—USC — University of Southern California —
USC's international roots are broad and deep, reaching back to its founding in 1880. Two
of the three original donors of land to the university were foreign-born, and almost from the start, its stewards were casting their eyes overseas.
Inducements should be held out to students in all lands," declared the keynote speaker at USC's First Annual Council in 1886, a sentiment that was quickly manifested on campus. Old photographs show foreign students as early as 1889, and by 1910, there were enough Japanese students alone to support a Japanese Student Association and a special Japanese edition of El Rodeo,
the USC yearbook, which they produced for three years running.
The following year, USC's fourth president, George Finley Bovard, approved a Department of Oriental Studies, one of the first of its kind west of Chicago. In 1914, the first of many student organizations celebrating USC's diversity was established. The
Cosmopolitan Club, as it was called, was devoted sole¬ly to the interests of foreign students those who wished to advance international relations.
These early efforts laid the foundation for USC's burgeoning role in international affairs under the leadership of its fifth president, Rufus B. von KleinSmid. In conjunction with Von KleinSmid's inau¬guration in April 1922, USC convened
Conference On Education, the first such conference ever called by an American university. Some 400 dele¬gates from 25 countries attended the conference and inauguration, and the proceedings generated more than 1000 reports in papers and journals. Two years later, Von KleinSmid organized the Los Angeles University of International Relations to train diplomats, business people and teachers in issues related to world affairs. This strong focus on international issues attracted growing numbers of foreign students, and in the decades that followed, the university's international enrollment grew steadily.
So did USC's international programs. By 1975, USC's Asian studies program had grown so large that the College of Letters, Arts and Sciences established the East Asian Studies Center to coordinate campus-wide activities on Asia. Today the center is widely
acknowledged as one of the nation's leading hubs for the development of East Asian area studies.
Recognizing the emerging importance of Pacific Rim business opportunities, USC's business school established the International Business Education and Research program (IBEAR) in 1978. Initially geared to Pacific Rim middle managers, IBEAR,
which focused on U.S. and international business administration, offered
the nation's only intensive one-year

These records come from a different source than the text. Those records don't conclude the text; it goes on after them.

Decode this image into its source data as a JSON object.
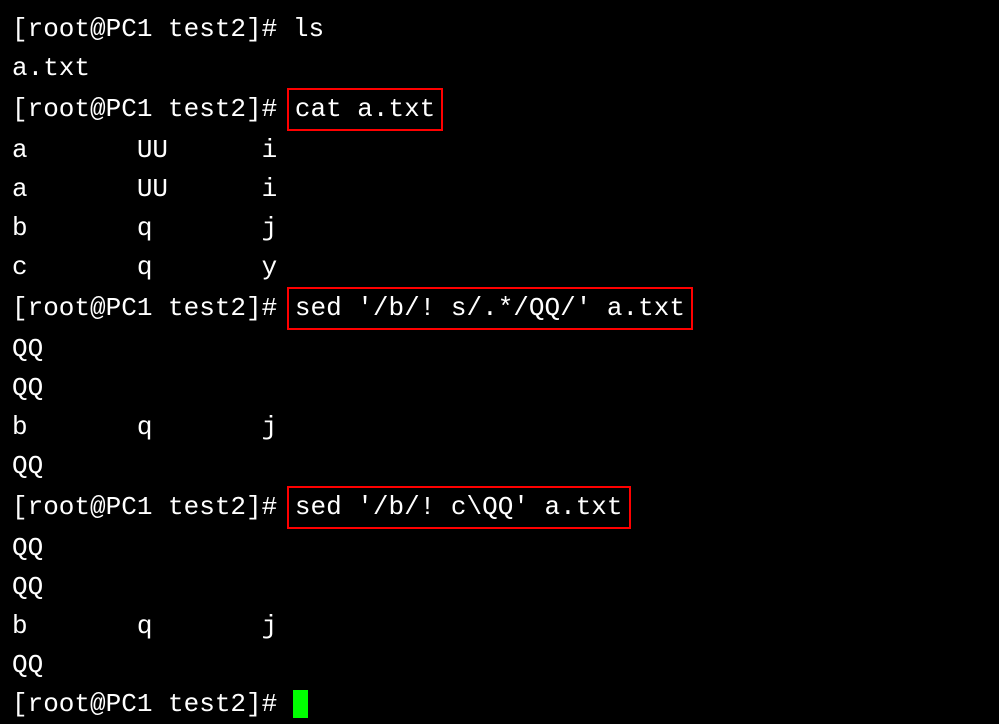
{
  "lines": {
    "prompt1": "[root@PC1 test2]# ",
    "cmd1": "ls",
    "out1": "a.txt",
    "prompt2": "[root@PC1 test2]# ",
    "cmd2_boxed": "cat a.txt",
    "out2_1": "a       UU      i",
    "out2_2": "a       UU      i",
    "out2_3": "b       q       j",
    "out2_4": "c       q       y",
    "prompt3": "[root@PC1 test2]# ",
    "cmd3_boxed": "sed '/b/! s/.*/QQ/' a.txt",
    "out3_1": "QQ",
    "out3_2": "QQ",
    "out3_3": "b       q       j",
    "out3_4": "QQ",
    "prompt4": "[root@PC1 test2]# ",
    "cmd4_boxed": "sed '/b/! c\\QQ' a.txt",
    "out4_1": "QQ",
    "out4_2": "QQ",
    "out4_3": "b       q       j",
    "out4_4": "QQ",
    "prompt5": "[root@PC1 test2]# "
  }
}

MBA program emphasizing global and
Pacific Rim business studies. Today IBEAR serves as the international business center of the university, also administering non-degree executive programs, the IBEAR Research Program and the federally funded Center for International Business Education and Research.
When USC's Board of Trustees adopted a new strategic plan in 1993, it included a major initiative to capitalize on Southern California's role as the American gateway to the Pacific Rim. Within a few years, USC added four prominent Asian leaders to its Board of Trustees; the newly endowed Marshall School of Business became the first American business school to insist that every MBA stu¬dent complete an internship abroad; USC President Steven B. Sample spearheaded the formation of the Association of Pacific Rim Universities, a consortium of presidents of leading Pacific Rim research universities; the
university opened satellite offices in Jakarta, Taipei and
Hong Kong; and the Board of Trustees participated
in an unprecedented trip to Asia, where they visited
heads of state, business
leaders and alumni in
an effort to forge closer
ties between USC and
the peoples of the